Items in AFP with MESH term: Fractures, Bone
ABSTRACT: Family physicians can treat most finger fractures and dislocations, but when necessary, prompt referral to an orthopedic or hand surgeon is important to maximize future function. Examination includes radiography (oblique, anteroposterior, and true lateral views) and physical examination to detect fractures. Dislocation reduction is accomplished with careful traction. If successful, further treatment focuses on the concomitant soft tissue injury. Referral is needed for irreducible dislocations. Distal phalanx fractures are treated conservatively, and middle phalanx fractures can be treated if reduction is stable. Physicians usually can reduce metacarpal bone fractures, even if there is a large degree of angulation. An orthopedic or hand surgeon should treat finger injuries that are unstable or that have rotation. Collateral ligament injuries of the thumb should be examine with radiography before physical examination. Stable joint injuries can be treated with splinting or casting, although an orthopedic or hand surgeon should treat unstable joints.

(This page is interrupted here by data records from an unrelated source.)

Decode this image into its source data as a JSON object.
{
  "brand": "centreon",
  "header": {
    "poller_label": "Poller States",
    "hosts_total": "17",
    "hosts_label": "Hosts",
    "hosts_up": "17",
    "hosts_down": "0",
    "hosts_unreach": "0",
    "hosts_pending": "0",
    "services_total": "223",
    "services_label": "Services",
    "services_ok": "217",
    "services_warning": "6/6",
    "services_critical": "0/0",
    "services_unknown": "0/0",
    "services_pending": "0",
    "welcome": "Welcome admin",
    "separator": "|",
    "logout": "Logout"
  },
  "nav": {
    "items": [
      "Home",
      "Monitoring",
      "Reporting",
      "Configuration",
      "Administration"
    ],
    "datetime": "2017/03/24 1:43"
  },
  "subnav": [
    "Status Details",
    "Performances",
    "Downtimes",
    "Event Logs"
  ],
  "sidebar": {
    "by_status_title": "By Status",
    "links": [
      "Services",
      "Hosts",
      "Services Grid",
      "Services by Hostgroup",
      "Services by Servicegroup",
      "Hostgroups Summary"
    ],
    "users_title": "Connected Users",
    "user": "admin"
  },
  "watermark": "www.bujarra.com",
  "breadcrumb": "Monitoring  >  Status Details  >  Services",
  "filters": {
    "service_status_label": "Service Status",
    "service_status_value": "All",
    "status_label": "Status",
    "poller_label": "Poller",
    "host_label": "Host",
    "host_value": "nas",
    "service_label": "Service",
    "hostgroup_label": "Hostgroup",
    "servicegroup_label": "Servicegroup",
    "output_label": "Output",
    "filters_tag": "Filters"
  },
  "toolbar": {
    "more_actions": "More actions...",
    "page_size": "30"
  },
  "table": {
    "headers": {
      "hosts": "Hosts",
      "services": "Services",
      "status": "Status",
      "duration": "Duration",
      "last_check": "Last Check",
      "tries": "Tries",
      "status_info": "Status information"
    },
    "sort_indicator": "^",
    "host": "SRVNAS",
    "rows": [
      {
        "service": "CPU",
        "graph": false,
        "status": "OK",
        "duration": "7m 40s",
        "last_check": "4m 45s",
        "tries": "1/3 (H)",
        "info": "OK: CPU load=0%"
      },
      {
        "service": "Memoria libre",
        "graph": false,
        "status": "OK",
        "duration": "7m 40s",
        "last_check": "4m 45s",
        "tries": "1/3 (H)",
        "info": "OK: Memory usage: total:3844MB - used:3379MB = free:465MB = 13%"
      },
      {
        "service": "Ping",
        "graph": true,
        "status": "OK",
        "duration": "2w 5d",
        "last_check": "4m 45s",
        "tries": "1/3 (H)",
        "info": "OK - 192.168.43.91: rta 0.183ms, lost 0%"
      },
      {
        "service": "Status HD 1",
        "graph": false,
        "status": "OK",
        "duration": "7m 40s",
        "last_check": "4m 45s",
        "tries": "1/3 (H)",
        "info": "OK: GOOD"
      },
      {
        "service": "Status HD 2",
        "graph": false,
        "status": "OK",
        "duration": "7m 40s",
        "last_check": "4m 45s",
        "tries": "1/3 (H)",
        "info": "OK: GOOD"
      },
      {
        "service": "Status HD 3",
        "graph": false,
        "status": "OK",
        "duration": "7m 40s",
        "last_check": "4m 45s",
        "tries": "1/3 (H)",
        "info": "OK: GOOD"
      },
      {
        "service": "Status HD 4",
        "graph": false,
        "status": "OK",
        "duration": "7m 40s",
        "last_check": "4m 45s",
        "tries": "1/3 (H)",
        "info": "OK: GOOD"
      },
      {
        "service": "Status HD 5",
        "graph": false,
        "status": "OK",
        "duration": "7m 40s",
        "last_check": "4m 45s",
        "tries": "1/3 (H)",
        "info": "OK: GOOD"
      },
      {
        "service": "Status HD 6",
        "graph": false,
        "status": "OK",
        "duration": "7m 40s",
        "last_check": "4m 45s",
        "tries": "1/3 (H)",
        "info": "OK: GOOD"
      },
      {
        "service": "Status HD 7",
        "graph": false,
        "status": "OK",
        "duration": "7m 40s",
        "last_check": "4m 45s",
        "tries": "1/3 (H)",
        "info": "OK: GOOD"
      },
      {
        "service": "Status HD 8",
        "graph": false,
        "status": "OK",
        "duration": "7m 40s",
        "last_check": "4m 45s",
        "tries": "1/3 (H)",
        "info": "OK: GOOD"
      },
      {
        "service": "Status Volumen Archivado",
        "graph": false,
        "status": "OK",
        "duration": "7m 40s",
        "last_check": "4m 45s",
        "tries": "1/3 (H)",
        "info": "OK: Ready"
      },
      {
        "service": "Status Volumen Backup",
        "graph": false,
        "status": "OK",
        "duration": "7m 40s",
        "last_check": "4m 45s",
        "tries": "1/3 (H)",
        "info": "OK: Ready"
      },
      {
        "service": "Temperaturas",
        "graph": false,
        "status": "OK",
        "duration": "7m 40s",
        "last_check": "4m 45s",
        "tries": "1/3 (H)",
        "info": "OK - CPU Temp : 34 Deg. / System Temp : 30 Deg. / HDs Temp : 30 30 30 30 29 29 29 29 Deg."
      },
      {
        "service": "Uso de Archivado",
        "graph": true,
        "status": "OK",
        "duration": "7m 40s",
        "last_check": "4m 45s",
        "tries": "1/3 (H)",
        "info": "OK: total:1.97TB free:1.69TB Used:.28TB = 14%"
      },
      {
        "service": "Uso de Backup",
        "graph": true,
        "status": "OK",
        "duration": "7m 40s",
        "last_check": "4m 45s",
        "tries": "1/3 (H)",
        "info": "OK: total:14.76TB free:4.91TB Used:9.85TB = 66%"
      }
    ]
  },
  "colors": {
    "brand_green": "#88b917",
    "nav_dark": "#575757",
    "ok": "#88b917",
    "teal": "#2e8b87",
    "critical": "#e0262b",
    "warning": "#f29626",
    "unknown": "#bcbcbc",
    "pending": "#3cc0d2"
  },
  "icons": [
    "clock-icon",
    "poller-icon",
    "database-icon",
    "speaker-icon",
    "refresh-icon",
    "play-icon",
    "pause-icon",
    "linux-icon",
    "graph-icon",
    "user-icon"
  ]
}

Hyperthyroidism - Clinical Evidence Handbook
NIH Releases Statement on Osteoporosis Prevention, Diagnosis, and Therapy - Practice Guidelines
Postmenopausal Hormone Replacement Therapy for the Primary Prevention of Chronic Conditions - U.S. Preventive Services Task Force
Raloxifene for Prevention of Osteoporotic Fractures - FPIN's Clinical Inquiries
Newborn with Abnormal Arm Posture - Photo Quiz
Common Forearm Fractures in Adults - Article
ABSTRACT: Fractures of the forearm are common injuries in adults. Proper initial assessment includes a detailed history of the mechanism of injury, a complete examination of the affected arm, and appropriate radiography. Open fractures, joint dislocation or instability, and evidence of neurovascular injury are indications for emergent referral. Fractures demonstrating significant displacement, comminution, or intra-articular involvement may also warrant orthopedic consultation. In the absence of these findings, many forearm fractures can be managed by a primary care physician. Initial management of forearm fractures should follow the PRICE (protection, rest, ice, compression, and elevation) protocol, with the exception of compression, which should be avoided in the acute setting. Distal radius fractures with minimal displacement can be treated with a short arm cast. Isolated ulnar fractures can usually be managed with a short arm cast or a functional forearm brace. Mason type I radial head fractures can be treated with a splint for five to seven days or with a sling as needed for comfort, along with early range-of-motion exercises. Patients with an olecranon fracture are candidates for nonsurgical treatment if the elbow is stable and the extensor mechanism is intact.
Osteoporosis in Men - Article
ABSTRACT: Osteoporosis is an important and often overlooked problem in men. Although the lifetime risk of hip fracture is lower in men than in women, men are twice as likely to die after a hip fracture. Bone mineral density measurement with a T-score of -2.5 or less indicates osteoporosis. The American College of Physicians recommends beginning periodic osteoporosis risk assessment in men before 65 years of age and performing dual-energy x-ray absorptiometry for men at increased risk of osteoporosis who are candidates for drug therapy. All men diagnosed with osteoporosis should be evaluated for secondary causes of bone loss. The decision regarding treatment of osteoporosis should be based on clinical evaluation, diagnostic workup, fracture risk assessments, and bone mineral density measurements. Pharmacotherapy is recommended for men with osteoporosis and for high-risk men with low bone mass (osteopenia) with a T-score of -1 to -2.5. Bisphosphonates are the first-line agents for treating osteoporosis in men. Teriparatide (i.e., recombinant human parathyroid hormone) is an option for men with severe osteoporosis. Testosterone therapy is beneficial for men with osteoporosis and hypogonadism. Adequate intake of calcium and vitamin D should be encouraged in all men to maintain bone mass. Men should be educated regarding lifestyle measures, which include weight-bearing exercise, limiting alcohol consumption, and smoking cessation. Fall prevention strategies should be implemented in older men at risk of falls.
Commonly Missed Orthopedic Problems - Article
ABSTRACT: When not diagnosed early and managed appropriately, common musculoskeletal injuries may result in long-term disabling conditions. Anterior cruciate ligament tears are some of the most common knee ligament injuries. Slipped capital femoral epiphysis may present with little or no hip pain, and subtle or absent physical and radiographic findings. Femoral neck stress fractures, if left untreated, may result in avascular necrosis, refractures and pseudoarthrosis. A delay in diagnosis of scaphoid fractures may cause early wrist arthrosis if nonunion results. Ulnar collateral ligament tears are a frequently overlooked injury in skiers. The diagnosis of Achilles tendon rupture is missed as often as 25 percent of the time. Posterior tibial tendon tears may result in fixed bony planus if diagnosis is delayed, necessitating hindfoot fusion rather than simple soft tissue repair. Family physicians should be familiar with the initial assessment of these conditions and, when appropriate, refer patients promptly to an orthopedic surgeon.